Kinetic Energy and Collisions

During a collision between two objects, the kinetic energy of the system may change. In an elastic collision, where no energy is lost, the total kinetic energy before the collision is equal to the total kinetic energy after the collision.

Renewable Energy Sources

Renewable energy sources such as wind and hydropower harness the kinetic energy of moving air or water to generate electricity, showcasing the practical applications of kinetic energy in our daily lives.

Kinetic Energy and Roller Coasters

Roller coasters make clever use of kinetic energy to provide thrilling rides. As the coaster descends from a high point, potential energy is converted into kinetic energy, resulting in an exciting and adrenaline-pumping experience.

Temperature and Kinetic Energy

Temperature can be understood as the measure of the average kinetic energy of the particles in a substance. As the temperature increases, the average kinetic energy also increases.

Einstein’s Special Theory of Relativity

Einstein’s special theory of relativity demonstrates that an object’s kinetic energy increases as it approaches the speed of light. This relationship is described by the famous equation E = mc^2.

Kinetic Energy and the Law of Conservation of Energy

The law of conservation of energy states that energy cannot be created or destroyed; it can only be converted from one form to another. This means that the total amount of kinetic energy in a closed system remains constant.

These 14 fascinating facts about kinetic energy shed light on the fundamental role it plays in various aspects of our lives. From sports and energy generation to physics theories, understanding the concepts and applications of kinetic energy can enhance our knowledge of the world around us.


Kinetic energy is a fascinating concept that plays a fundamental role in understanding the physical world around us. From the movement of objects to the transfer of energy, kinetic energy is a concept that is applicable to various aspects of our daily lives.Throughout this article, we have explored 14 fascinating facts about kinetic energy. We have learned about the different types of kinetic energy, such as translational, rotational, and vibrational, and how they manifest in various phenomena.

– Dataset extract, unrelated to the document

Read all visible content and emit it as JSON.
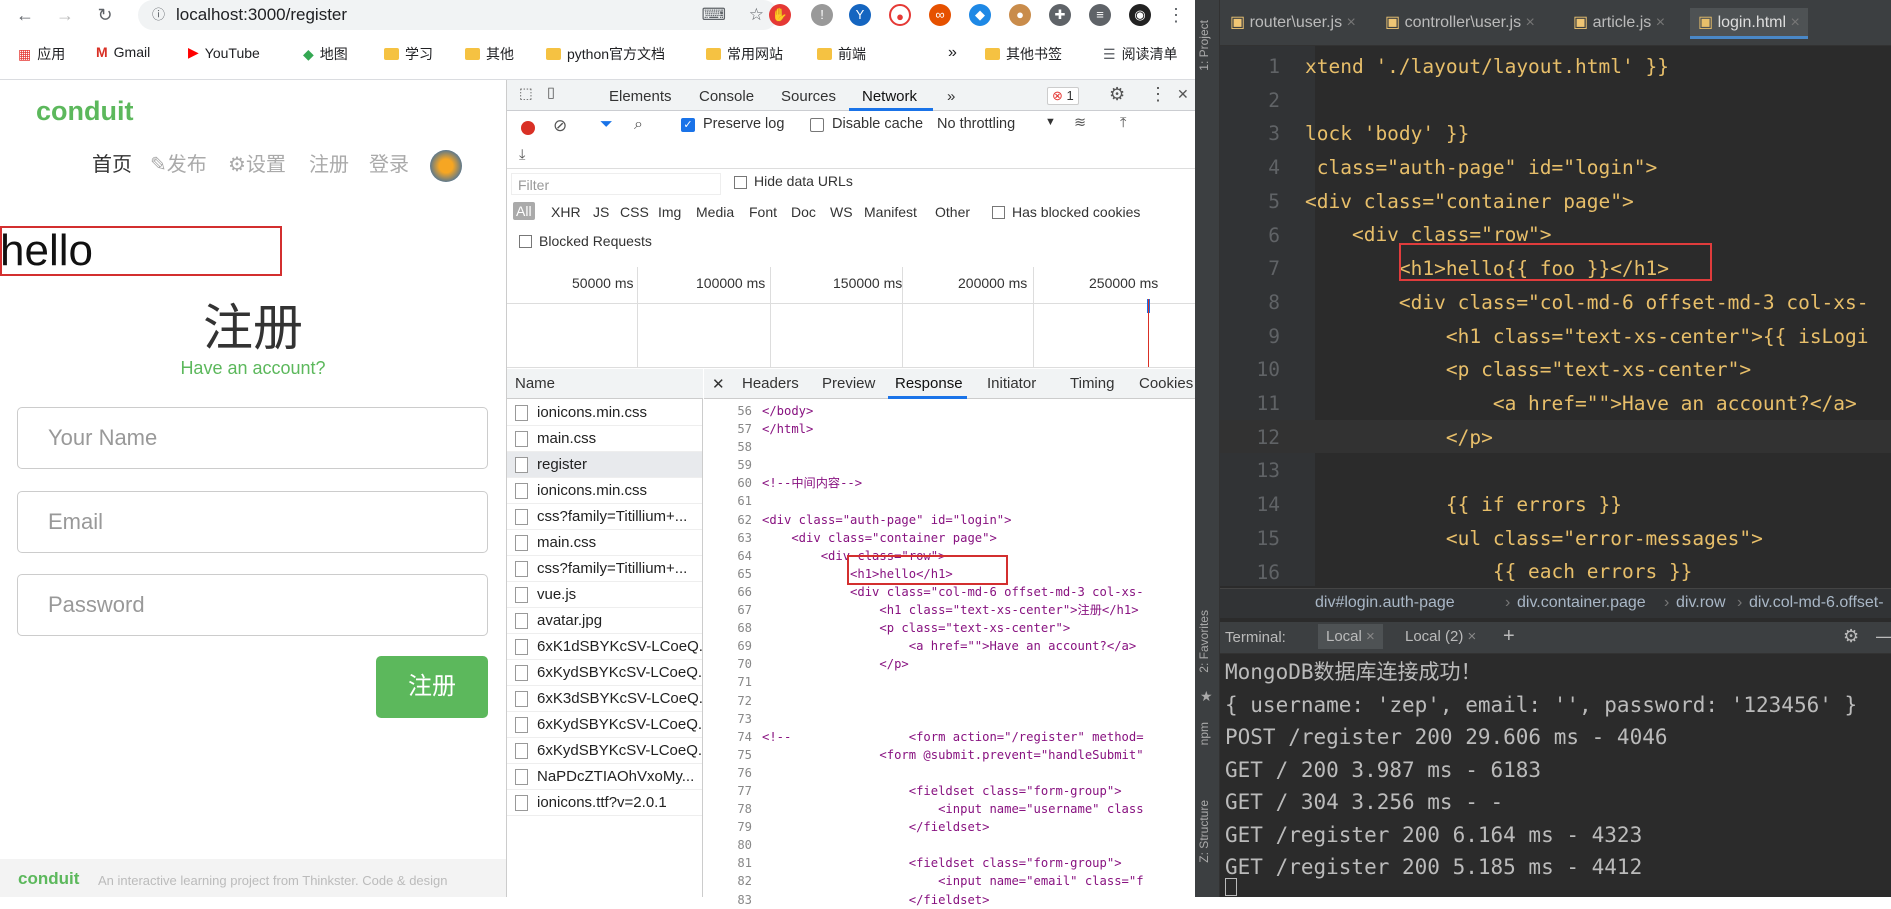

We have also delved into the relationship between kinetic energy and mass, velocity, and potential energy.Understanding the concept of kinetic energy not only gives us insights into the laws of motion and energy, but it also has practical applications in fields such as engineering, physics, and even sports.By comprehending the intricacies of kinetic energy, we are better equipped to appreciate the world around us and gain a deeper appreciation for the forces at play in the universe.


1. What is kinetic energy?

Kinetic energy is the energy possessed by an object due to its motion.

2. How is kinetic energy calculated?

Kinetic energy is calculated using the formula KE = 1/2 * mass * velocity squared.

3. Can kinetic energy be negative?

No, kinetic energy is always positive as it represents the energy of an object in motion.

4. What are the different types of kinetic energy?

The different types of kinetic energy include translational, rotational, and vibrational energy.

5. How does kinetic energy relate to potential energy?

Kinetic energy and potential energy are interrelated. As potential energy decreases, kinetic energy increases, and vice versa.

6. Is kinetic energy conserved?

According to the law of conservation of energy, energy is neither created nor destroyed, but rather converted from one form to another. Therefore, kinetic energy can be conserved under certain conditions.

7. What are some real-life examples of kinetic energy?

Examples of kinetic energy in daily life include a moving car, a swinging pendulum, or a flying bird.

8. Can an object have kinetic energy without being in motion?

No, kinetic energy is a type of energy that is only present when an object is in motion.

9. How does kinetic energy impact sports?

Kinetic energy is crucial in sports as it determines the power and velocity of a player’s movements, such as throwing a ball or running.

10. Can kinetic energy be transferred between objects?

Yes, kinetic energy can be transferred from one object to another through collisions or other forms of interaction.